##### Extracted entries

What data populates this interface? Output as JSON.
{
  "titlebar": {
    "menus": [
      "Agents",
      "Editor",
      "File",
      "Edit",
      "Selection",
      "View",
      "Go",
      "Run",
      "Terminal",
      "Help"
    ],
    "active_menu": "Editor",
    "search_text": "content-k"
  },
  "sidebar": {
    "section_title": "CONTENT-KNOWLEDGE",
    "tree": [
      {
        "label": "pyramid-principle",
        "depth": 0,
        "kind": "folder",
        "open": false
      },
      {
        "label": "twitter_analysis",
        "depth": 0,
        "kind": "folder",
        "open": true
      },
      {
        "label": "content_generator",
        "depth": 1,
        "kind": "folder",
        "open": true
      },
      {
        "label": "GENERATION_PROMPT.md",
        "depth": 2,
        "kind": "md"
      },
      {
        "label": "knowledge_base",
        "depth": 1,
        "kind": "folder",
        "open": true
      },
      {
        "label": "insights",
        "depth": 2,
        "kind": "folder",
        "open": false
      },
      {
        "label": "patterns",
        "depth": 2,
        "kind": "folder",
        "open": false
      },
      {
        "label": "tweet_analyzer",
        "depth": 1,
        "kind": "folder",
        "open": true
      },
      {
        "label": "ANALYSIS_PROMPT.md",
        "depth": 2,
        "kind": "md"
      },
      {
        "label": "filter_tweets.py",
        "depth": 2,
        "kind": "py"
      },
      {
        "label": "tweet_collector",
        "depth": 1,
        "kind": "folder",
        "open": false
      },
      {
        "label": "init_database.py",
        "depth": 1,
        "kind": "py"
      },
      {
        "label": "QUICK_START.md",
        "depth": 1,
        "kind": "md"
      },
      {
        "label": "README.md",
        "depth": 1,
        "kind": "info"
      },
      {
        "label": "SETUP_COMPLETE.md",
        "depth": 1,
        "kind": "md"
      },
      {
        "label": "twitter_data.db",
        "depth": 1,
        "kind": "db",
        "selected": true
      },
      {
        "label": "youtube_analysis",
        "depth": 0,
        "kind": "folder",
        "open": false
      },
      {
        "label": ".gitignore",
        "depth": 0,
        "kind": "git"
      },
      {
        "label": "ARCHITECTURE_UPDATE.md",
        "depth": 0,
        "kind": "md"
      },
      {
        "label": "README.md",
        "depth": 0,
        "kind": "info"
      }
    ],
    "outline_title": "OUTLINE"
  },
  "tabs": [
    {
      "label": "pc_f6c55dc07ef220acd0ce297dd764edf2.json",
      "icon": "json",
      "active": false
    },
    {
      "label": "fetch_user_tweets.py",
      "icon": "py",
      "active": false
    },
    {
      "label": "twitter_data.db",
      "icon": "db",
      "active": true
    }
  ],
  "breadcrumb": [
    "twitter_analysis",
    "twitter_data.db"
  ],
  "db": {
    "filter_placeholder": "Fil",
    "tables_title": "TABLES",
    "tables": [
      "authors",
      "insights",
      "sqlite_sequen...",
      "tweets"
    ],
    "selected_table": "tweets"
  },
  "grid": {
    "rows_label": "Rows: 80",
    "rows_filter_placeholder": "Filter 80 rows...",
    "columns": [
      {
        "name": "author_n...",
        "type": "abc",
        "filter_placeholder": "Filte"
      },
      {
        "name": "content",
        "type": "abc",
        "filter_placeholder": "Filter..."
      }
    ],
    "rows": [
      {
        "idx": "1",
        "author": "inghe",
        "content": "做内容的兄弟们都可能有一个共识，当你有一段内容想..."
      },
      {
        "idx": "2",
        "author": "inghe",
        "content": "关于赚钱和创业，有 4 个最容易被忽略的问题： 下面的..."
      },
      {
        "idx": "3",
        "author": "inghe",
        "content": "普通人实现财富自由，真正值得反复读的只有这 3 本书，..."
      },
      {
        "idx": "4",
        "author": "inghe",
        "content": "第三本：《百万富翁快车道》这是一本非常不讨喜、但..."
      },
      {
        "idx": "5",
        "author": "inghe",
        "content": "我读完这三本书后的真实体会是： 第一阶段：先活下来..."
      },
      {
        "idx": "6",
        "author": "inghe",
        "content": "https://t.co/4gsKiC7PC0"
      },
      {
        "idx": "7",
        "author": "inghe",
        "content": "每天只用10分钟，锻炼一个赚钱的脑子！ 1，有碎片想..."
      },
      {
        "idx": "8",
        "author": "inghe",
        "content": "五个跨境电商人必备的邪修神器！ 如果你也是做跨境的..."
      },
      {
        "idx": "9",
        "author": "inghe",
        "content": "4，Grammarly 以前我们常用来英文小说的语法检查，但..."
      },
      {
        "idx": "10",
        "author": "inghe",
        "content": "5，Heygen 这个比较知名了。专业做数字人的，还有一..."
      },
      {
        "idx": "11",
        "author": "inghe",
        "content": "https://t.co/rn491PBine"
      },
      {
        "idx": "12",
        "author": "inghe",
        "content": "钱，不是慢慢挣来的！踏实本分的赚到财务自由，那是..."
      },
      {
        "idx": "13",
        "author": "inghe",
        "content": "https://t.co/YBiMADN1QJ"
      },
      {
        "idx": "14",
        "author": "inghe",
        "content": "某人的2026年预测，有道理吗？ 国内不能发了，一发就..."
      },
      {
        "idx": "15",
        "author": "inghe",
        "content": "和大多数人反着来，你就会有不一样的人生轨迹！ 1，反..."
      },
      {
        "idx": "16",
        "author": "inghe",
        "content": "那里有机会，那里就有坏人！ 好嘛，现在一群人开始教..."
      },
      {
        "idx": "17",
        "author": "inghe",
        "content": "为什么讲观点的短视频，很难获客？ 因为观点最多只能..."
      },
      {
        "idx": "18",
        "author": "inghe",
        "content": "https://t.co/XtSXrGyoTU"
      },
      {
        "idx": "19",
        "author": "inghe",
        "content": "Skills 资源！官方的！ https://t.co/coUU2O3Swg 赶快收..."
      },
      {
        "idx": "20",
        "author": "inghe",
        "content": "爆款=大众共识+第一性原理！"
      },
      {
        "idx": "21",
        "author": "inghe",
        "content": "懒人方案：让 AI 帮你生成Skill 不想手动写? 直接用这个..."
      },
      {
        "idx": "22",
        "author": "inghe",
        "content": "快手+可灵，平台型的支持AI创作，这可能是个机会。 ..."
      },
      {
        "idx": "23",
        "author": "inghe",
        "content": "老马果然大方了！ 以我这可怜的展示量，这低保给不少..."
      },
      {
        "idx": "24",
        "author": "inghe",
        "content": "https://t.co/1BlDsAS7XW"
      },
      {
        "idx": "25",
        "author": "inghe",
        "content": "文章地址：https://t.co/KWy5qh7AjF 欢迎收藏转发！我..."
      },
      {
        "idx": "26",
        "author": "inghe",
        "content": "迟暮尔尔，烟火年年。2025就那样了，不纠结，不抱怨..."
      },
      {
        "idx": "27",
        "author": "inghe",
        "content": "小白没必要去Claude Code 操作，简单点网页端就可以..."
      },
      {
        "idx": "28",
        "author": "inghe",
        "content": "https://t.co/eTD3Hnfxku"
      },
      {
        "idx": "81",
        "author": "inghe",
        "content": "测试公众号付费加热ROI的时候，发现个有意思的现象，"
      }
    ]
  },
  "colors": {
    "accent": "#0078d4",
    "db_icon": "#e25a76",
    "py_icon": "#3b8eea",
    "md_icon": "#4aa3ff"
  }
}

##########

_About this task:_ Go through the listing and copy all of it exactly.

_Problem solution:_
What data populates this interface? Output as JSON.
{
  "titlebar": {
    "menus": [
      "Agents",
      "Editor",
      "File",
      "Edit",
      "Selection",
      "View",
      "Go",
      "Run",
      "Terminal",
      "Help"
    ],
    "active_menu": "Editor",
    "search_text": "content-k"
  },
  "sidebar": {
    "section_title": "CONTENT-KNOWLEDGE",
    "tree": [
      {
        "label": "pyramid-principle",
        "depth": 0,
        "kind": "folder",
        "open": false
      },
      {
        "label": "twitter_analysis",
        "depth": 0,
        "kind": "folder",
        "open": true
      },
      {
        "label": "content_generator",
        "depth": 1,
        "kind": "folder",
        "open": true
      },
      {
        "label": "GENERATION_PROMPT.md",
        "depth": 2,
        "kind": "md"
      },
      {
        "label": "knowledge_base",
        "depth": 1,
        "kind": "folder",
        "open": true
      },
      {
        "label": "insights",
        "depth": 2,
        "kind": "folder",
        "open": false
      },
      {
        "label": "patterns",
        "depth": 2,
        "kind": "folder",
        "open": false
      },
      {
        "label": "tweet_analyzer",
        "depth": 1,
        "kind": "folder",
        "open": true
      },
      {
        "label": "ANALYSIS_PROMPT.md",
        "depth": 2,
        "kind": "md"
      },
      {
        "label": "filter_tweets.py",
        "depth": 2,
        "kind": "py"
      },
      {
        "label": "tweet_collector",
        "depth": 1,
        "kind": "folder",
        "open": false
      },
      {
        "label": "init_database.py",
        "depth": 1,
        "kind": "py"
      },
      {
        "label": "QUICK_START.md",
        "depth": 1,
        "kind": "md"
      },
      {
        "label": "README.md",
        "depth": 1,
        "kind": "info"
      },
      {
        "label": "SETUP_COMPLETE.md",
        "depth": 1,
        "kind": "md"
      },
      {
        "label": "twitter_data.db",
        "depth": 1,
        "kind": "db",
        "selected": true
      },
      {
        "label": "youtube_analysis",
        "depth": 0,
        "kind": "folder",
        "open": false
      },
      {
        "label": ".gitignore",
        "depth": 0,
        "kind": "git"
      },
      {
        "label": "ARCHITECTURE_UPDATE.md",
        "depth": 0,
        "kind": "md"
      },
      {
        "label": "README.md",
        "depth": 0,
        "kind": "info"
      }
    ],
    "outline_title": "OUTLINE"
  },
  "tabs": [
    {
      "label": "pc_f6c55dc07ef220acd0ce297dd764edf2.json",
      "icon": "json",
      "active": false
    },
    {
      "label": "fetch_user_tweets.py",
      "icon": "py",
      "active": false
    },
    {
      "label": "twitter_data.db",
      "icon": "db",
      "active": true
    }
  ],
  "breadcrumb": [
    "twitter_analysis",
    "twitter_data.db"
  ],
  "db": {
    "filter_placeholder": "Fil",
    "tables_title": "TABLES",
    "tables": [
      "authors",
      "insights",
      "sqlite_sequen...",
      "tweets"
    ],
    "selected_table": "tweets"
  },
  "grid": {
    "rows_label": "Rows: 80",
    "rows_filter_placeholder": "Filter 80 rows...",
    "columns": [
      {
        "name": "author_n...",
        "type": "abc",
        "filter_placeholder": "Filte"
      },
      {
        "name": "content",
        "type": "abc",
        "filter_placeholder": "Filter..."
      }
    ],
    "rows": [
      {
        "idx": "1",
        "author": "inghe",
        "content": "做内容的兄弟们都可能有一个共识，当你有一段内容想..."
      },
      {
        "idx": "2",
        "author": "inghe",
        "content": "关于赚钱和创业，有 4 个最容易被忽略的问题： 下面的..."
      },
      {
        "idx": "3",
        "author": "inghe",
        "content": "普通人实现财富自由，真正值得反复读的只有这 3 本书，..."
      },
      {
        "idx": "4",
        "author": "inghe",
        "content": "第三本：《百万富翁快车道》这是一本非常不讨喜、但..."
      },
      {
        "idx": "5",
        "author": "inghe",
        "content": "我读完这三本书后的真实体会是： 第一阶段：先活下来..."
      },
      {
        "idx": "6",
        "author": "inghe",
        "content": "https://t.co/4gsKiC7PC0"
      },
      {
        "idx": "7",
        "author": "inghe",
        "content": "每天只用10分钟，锻炼一个赚钱的脑子！ 1，有碎片想..."
      },
      {
        "idx": "8",
        "author": "inghe",
        "content": "五个跨境电商人必备的邪修神器！ 如果你也是做跨境的..."
      },
      {
        "idx": "9",
        "author": "inghe",
        "content": "4，Grammarly 以前我们常用来英文小说的语法检查，但..."
      },
      {
        "idx": "10",
        "author": "inghe",
        "content": "5，Heygen 这个比较知名了。专业做数字人的，还有一..."
      },
      {
        "idx": "11",
        "author": "inghe",
        "content": "https://t.co/rn491PBine"
      },
      {
        "idx": "12",
        "author": "inghe",
        "content": "钱，不是慢慢挣来的！踏实本分的赚到财务自由，那是..."
      },
      {
        "idx": "13",
        "author": "inghe",
        "content": "https://t.co/YBiMADN1QJ"
      },
      {
        "idx": "14",
        "author": "inghe",
        "content": "某人的2026年预测，有道理吗？ 国内不能发了，一发就..."
      },
      {
        "idx": "15",
        "author": "inghe",
        "content": "和大多数人反着来，你就会有不一样的人生轨迹！ 1，反..."
      },
      {
        "idx": "16",
        "author": "inghe",
        "content": "那里有机会，那里就有坏人！ 好嘛，现在一群人开始教..."
      },
      {
        "idx": "17",
        "author": "inghe",
        "content": "为什么讲观点的短视频，很难获客？ 因为观点最多只能..."
      },
      {
        "idx": "18",
        "author": "inghe",
        "content": "https://t.co/XtSXrGyoTU"
      },
      {
        "idx": "19",
        "author": "inghe",
        "content": "Skills 资源！官方的！ https://t.co/coUU2O3Swg 赶快收..."
      },
      {
        "idx": "20",
        "author": "inghe",
        "content": "爆款=大众共识+第一性原理！"
      },
      {
        "idx": "21",
        "author": "inghe",
        "content": "懒人方案：让 AI 帮你生成Skill 不想手动写? 直接用这个..."
      },
      {
        "idx": "22",
        "author": "inghe",
        "content": "快手+可灵，平台型的支持AI创作，这可能是个机会。 ..."
      },
      {
        "idx": "23",
        "author": "inghe",
        "content": "老马果然大方了！ 以我这可怜的展示量，这低保给不少..."
      },
      {
        "idx": "24",
        "author": "inghe",
        "content": "https://t.co/1BlDsAS7XW"
      },
      {
        "idx": "25",
        "author": "inghe",
        "content": "文章地址：https://t.co/KWy5qh7AjF 欢迎收藏转发！我..."
      },
      {
        "idx": "26",
        "author": "inghe",
        "content": "迟暮尔尔，烟火年年。2025就那样了，不纠结，不抱怨..."
      },
      {
        "idx": "27",
        "author": "inghe",
        "content": "小白没必要去Claude Code 操作，简单点网页端就可以..."
      },
      {
        "idx": "28",
        "author": "inghe",
        "content": "https://t.co/eTD3Hnfxku"
      },
      {
        "idx": "81",
        "author": "inghe",
        "content": "测试公众号付费加热ROI的时候，发现个有意思的现象，"
      }
    ]
  },
  "colors": {
    "accent": "#0078d4",
    "db_icon": "#e25a76",
    "py_icon": "#3b8eea",
    "md_icon": "#4aa3ff"
  }
}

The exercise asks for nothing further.